(Beginning of Input data)
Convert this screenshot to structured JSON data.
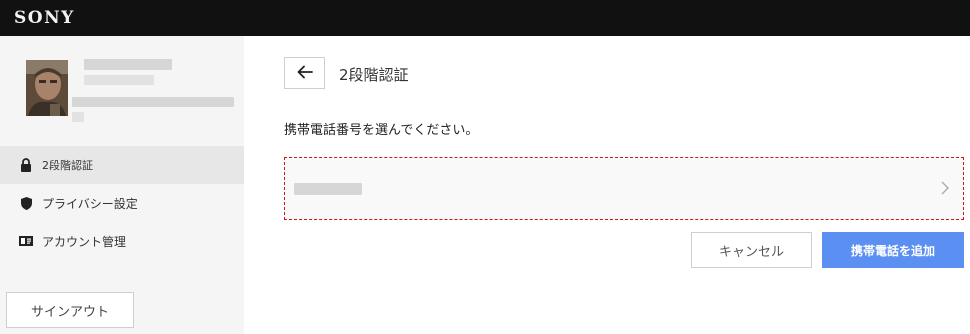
{
  "header": {
    "brand": "SONY"
  },
  "sidebar": {
    "avatar_icon": "user-avatar-photo",
    "items": [
      {
        "label": "2段階認証",
        "icon": "lock-icon",
        "active": true
      },
      {
        "label": "プライバシー設定",
        "icon": "shield-icon",
        "active": false
      },
      {
        "label": "アカウント管理",
        "icon": "id-card-icon",
        "active": false
      }
    ],
    "signout_label": "サインアウト"
  },
  "main": {
    "back_icon": "arrow-left-icon",
    "title": "2段階認証",
    "instruction": "携帯電話番号を選んでください。",
    "phone_item_icon": "chevron-right-icon",
    "cancel_label": "キャンセル",
    "add_label": "携帯電話を追加"
  },
  "colors": {
    "topbar": "#111111",
    "sidebar_bg": "#f5f5f5",
    "active_item_bg": "#e7e7e7",
    "primary_button": "#5b8ff2",
    "selection_border": "#d01818"
  }
}
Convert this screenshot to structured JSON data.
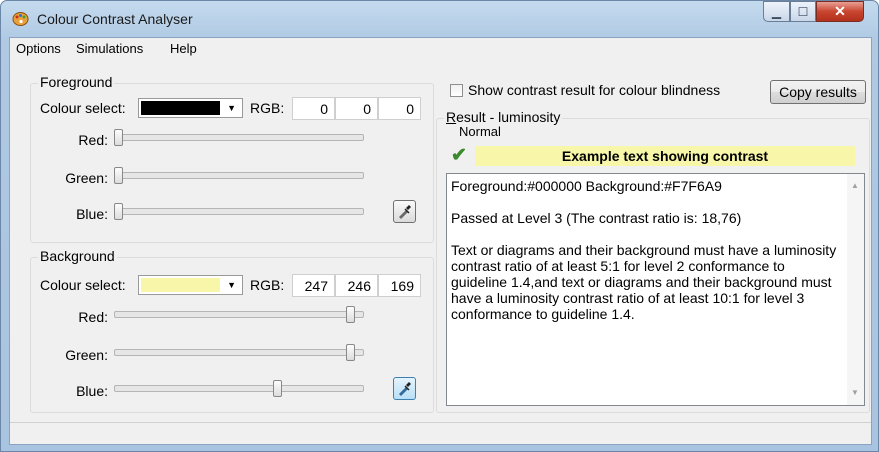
{
  "window": {
    "title": "Colour Contrast Analyser"
  },
  "menu": {
    "items": [
      "Options",
      "Simulations",
      "Help"
    ]
  },
  "foreground": {
    "legend": "Foreground",
    "colour_select_label": "Colour select:",
    "swatch_color": "#000000",
    "rgb_label": "RGB:",
    "r": "0",
    "g": "0",
    "b": "0",
    "red_label": "Red:",
    "green_label": "Green:",
    "blue_label": "Blue:",
    "red_level": 0,
    "green_level": 0,
    "blue_level": 0
  },
  "background": {
    "legend": "Background",
    "colour_select_label": "Colour select:",
    "swatch_color": "#F7F6A9",
    "rgb_label": "RGB:",
    "r": "247",
    "g": "246",
    "b": "169",
    "red_label": "Red:",
    "green_label": "Green:",
    "blue_label": "Blue:",
    "red_level": 247,
    "green_level": 246,
    "blue_level": 169
  },
  "options": {
    "colour_blindness_checkbox_label": "Show contrast result for colour blindness",
    "copy_results_label": "Copy results"
  },
  "result": {
    "legend_underlined": "R",
    "legend_rest": "esult - luminosity",
    "normal_label": "Normal",
    "example_text": "Example text showing contrast",
    "example_bg": "#F7F6A9",
    "pass_color": "#3c8a2e",
    "line1": "Foreground:#000000  Background:#F7F6A9",
    "line2": "Passed at Level 3 (The contrast ratio is: 18,76)",
    "line3": "Text or diagrams and their background must have a luminosity contrast ratio of at least 5:1 for level 2 conformance to guideline 1.4,and text or diagrams and their background must have a luminosity contrast ratio of at least 10:1 for level 3 conformance to guideline 1.4."
  }
}
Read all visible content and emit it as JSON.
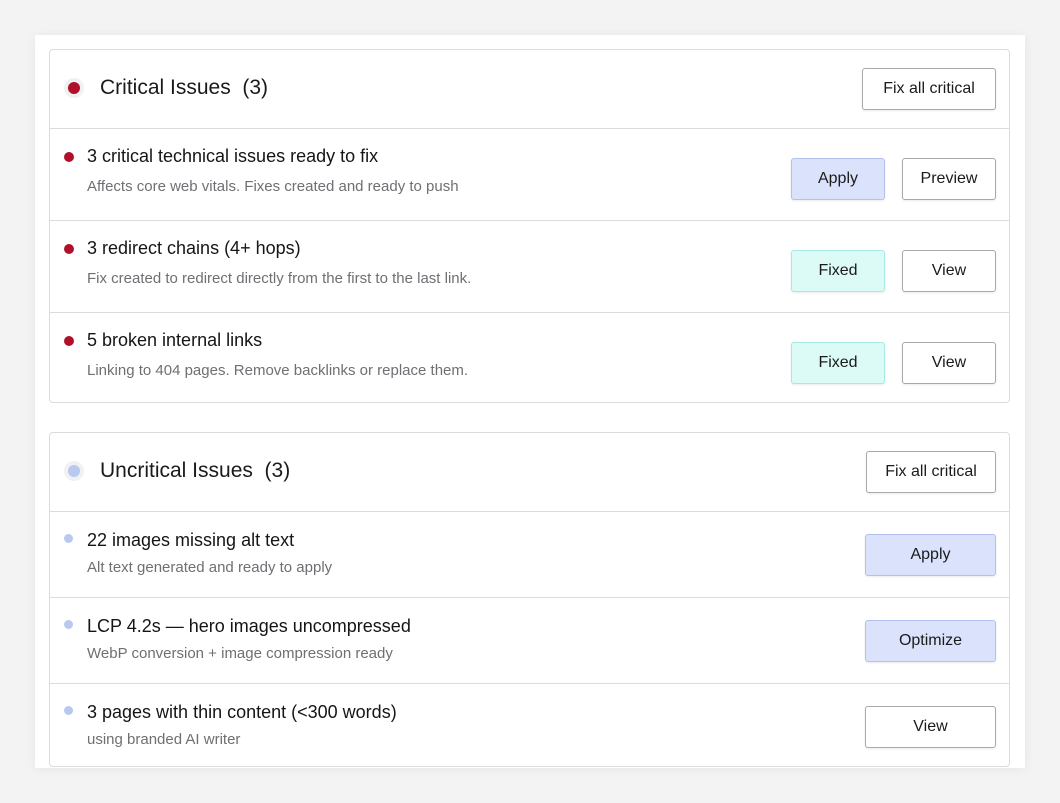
{
  "colors": {
    "critical_dot": "#b0102a",
    "uncritical_dot": "#b9c8ef",
    "apply_bg": "#dbe2fb",
    "fixed_bg": "#dcfaf6"
  },
  "critical": {
    "title": "Critical Issues  (3)",
    "action_label": "Fix all critical",
    "rows": [
      {
        "title": "3 critical technical issues ready to fix",
        "subtitle": "Affects core web vitals. Fixes created and ready to push",
        "primary_label": "Apply",
        "secondary_label": "Preview"
      },
      {
        "title": "3 redirect chains (4+ hops)",
        "subtitle": "Fix created to redirect directly from the first to the last link.",
        "primary_label": "Fixed",
        "secondary_label": "View"
      },
      {
        "title": "5 broken internal links",
        "subtitle": "Linking to 404 pages. Remove backlinks or replace them.",
        "primary_label": "Fixed",
        "secondary_label": "View"
      }
    ]
  },
  "uncritical": {
    "title": "Uncritical Issues  (3)",
    "action_label": "Fix all critical",
    "rows": [
      {
        "title": "22 images missing alt text",
        "subtitle": "Alt text generated and ready to apply",
        "action_label": "Apply"
      },
      {
        "title": "LCP 4.2s — hero images uncompressed",
        "subtitle": "WebP conversion + image compression ready",
        "action_label": "Optimize"
      },
      {
        "title": "3 pages with thin content (<300 words)",
        "subtitle": "using branded AI writer",
        "action_label": "View"
      }
    ]
  }
}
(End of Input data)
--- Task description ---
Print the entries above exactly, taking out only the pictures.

--- Task result ---
Convert this screenshot to structured JSON data.
{
  "header": {
    "brand": "SONY"
  },
  "sidebar": {
    "avatar_icon": "user-avatar-photo",
    "items": [
      {
        "label": "2段階認証",
        "icon": "lock-icon",
        "active": true
      },
      {
        "label": "プライバシー設定",
        "icon": "shield-icon",
        "active": false
      },
      {
        "label": "アカウント管理",
        "icon": "id-card-icon",
        "active": false
      }
    ],
    "signout_label": "サインアウト"
  },
  "main": {
    "back_icon": "arrow-left-icon",
    "title": "2段階認証",
    "instruction": "携帯電話番号を選んでください。",
    "phone_item_icon": "chevron-right-icon",
    "cancel_label": "キャンセル",
    "add_label": "携帯電話を追加"
  },
  "colors": {
    "topbar": "#111111",
    "sidebar_bg": "#f5f5f5",
    "active_item_bg": "#e7e7e7",
    "primary_button": "#5b8ff2",
    "selection_border": "#d01818"
  }
}
Convert this screenshot to structured JSON data.
{
  "window": {
    "title": "Colour Contrast Analyser"
  },
  "menu": {
    "items": [
      "Options",
      "Simulations",
      "Help"
    ]
  },
  "foreground": {
    "legend": "Foreground",
    "colour_select_label": "Colour select:",
    "swatch_color": "#000000",
    "rgb_label": "RGB:",
    "r": "0",
    "g": "0",
    "b": "0",
    "red_label": "Red:",
    "green_label": "Green:",
    "blue_label": "Blue:",
    "red_level": 0,
    "green_level": 0,
    "blue_level": 0
  },
  "background": {
    "legend": "Background",
    "colour_select_label": "Colour select:",
    "swatch_color": "#F7F6A9",
    "rgb_label": "RGB:",
    "r": "247",
    "g": "246",
    "b": "169",
    "red_label": "Red:",
    "green_label": "Green:",
    "blue_label": "Blue:",
    "red_level": 247,
    "green_level": 246,
    "blue_level": 169
  },
  "options": {
    "colour_blindness_checkbox_label": "Show contrast result for colour blindness",
    "copy_results_label": "Copy results"
  },
  "result": {
    "legend_underlined": "R",
    "legend_rest": "esult - luminosity",
    "normal_label": "Normal",
    "example_text": "Example text showing contrast",
    "example_bg": "#F7F6A9",
    "pass_color": "#3c8a2e",
    "line1": "Foreground:#000000  Background:#F7F6A9",
    "line2": "Passed at Level 3 (The contrast ratio is: 18,76)",
    "line3": "Text or diagrams and their background must have a luminosity contrast ratio of at least 5:1 for level 2 conformance to guideline 1.4,and text or diagrams and their background must have a luminosity contrast ratio of at least 10:1 for level 3 conformance to guideline 1.4."
  }
}
Read all visible content and emit it as JSON.
{
  "colors": {
    "critical_dot": "#b0102a",
    "uncritical_dot": "#b9c8ef",
    "apply_bg": "#dbe2fb",
    "fixed_bg": "#dcfaf6"
  },
  "critical": {
    "title": "Critical Issues  (3)",
    "action_label": "Fix all critical",
    "rows": [
      {
        "title": "3 critical technical issues ready to fix",
        "subtitle": "Affects core web vitals. Fixes created and ready to push",
        "primary_label": "Apply",
        "secondary_label": "Preview"
      },
      {
        "title": "3 redirect chains (4+ hops)",
        "subtitle": "Fix created to redirect directly from the first to the last link.",
        "primary_label": "Fixed",
        "secondary_label": "View"
      },
      {
        "title": "5 broken internal links",
        "subtitle": "Linking to 404 pages. Remove backlinks or replace them.",
        "primary_label": "Fixed",
        "secondary_label": "View"
      }
    ]
  },
  "uncritical": {
    "title": "Uncritical Issues  (3)",
    "action_label": "Fix all critical",
    "rows": [
      {
        "title": "22 images missing alt text",
        "subtitle": "Alt text generated and ready to apply",
        "action_label": "Apply"
      },
      {
        "title": "LCP 4.2s — hero images uncompressed",
        "subtitle": "WebP conversion + image compression ready",
        "action_label": "Optimize"
      },
      {
        "title": "3 pages with thin content (<300 words)",
        "subtitle": "using branded AI writer",
        "action_label": "View"
      }
    ]
  }
}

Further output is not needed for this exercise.